*Exercise directions*.
Set every record down verbatim and omit the pictures.

*Raw data*.
......
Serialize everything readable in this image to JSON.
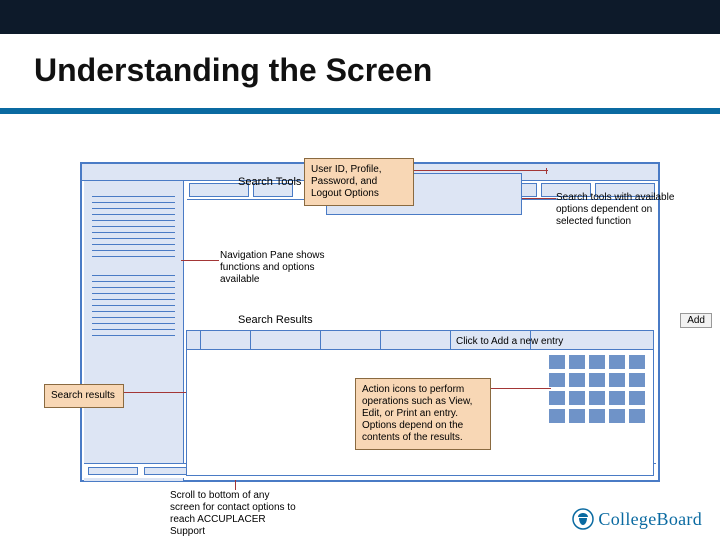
{
  "header": {
    "title": "Understanding the Screen"
  },
  "labels": {
    "search_tools": "Search Tools",
    "search_results": "Search Results",
    "add_button": "Add",
    "click_add": "Click to Add a new entry"
  },
  "callouts": {
    "user_id": "User ID, Profile, Password, and Logout Options",
    "search_tools_info": "Search tools with available options dependent on selected function",
    "nav_pane": "Navigation Pane shows functions and options available",
    "search_results": "Search results",
    "action_icons": "Action icons to perform operations such as View, Edit, or Print an entry. Options depend on the contents of the results.",
    "scroll_footer": "Scroll to bottom of any screen for contact options to reach ACCUPLACER Support"
  },
  "brand": {
    "name": "CollegeBoard"
  }
}
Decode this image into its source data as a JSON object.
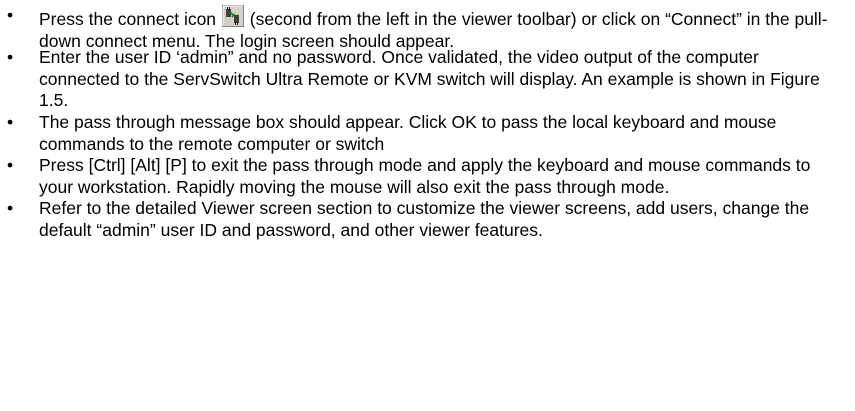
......
*Reply to the task*.
Serialize everything readable in this image to JSON.
{
  "header": {
    "title": "Understanding the Screen"
  },
  "labels": {
    "search_tools": "Search Tools",
    "search_results": "Search Results",
    "add_button": "Add",
    "click_add": "Click to Add a new entry"
  },
  "callouts": {
    "user_id": "User ID, Profile, Password, and Logout Options",
    "search_tools_info": "Search tools with available options dependent on selected function",
    "nav_pane": "Navigation Pane shows functions and options available",
    "search_results": "Search results",
    "action_icons": "Action icons to perform operations such as View, Edit, or Print an entry. Options depend on the contents of the results.",
    "scroll_footer": "Scroll to bottom of any screen for contact options to reach ACCUPLACER Support"
  },
  "brand": {
    "name": "CollegeBoard"
  }
}
Decode this image into its source data as a JSON object.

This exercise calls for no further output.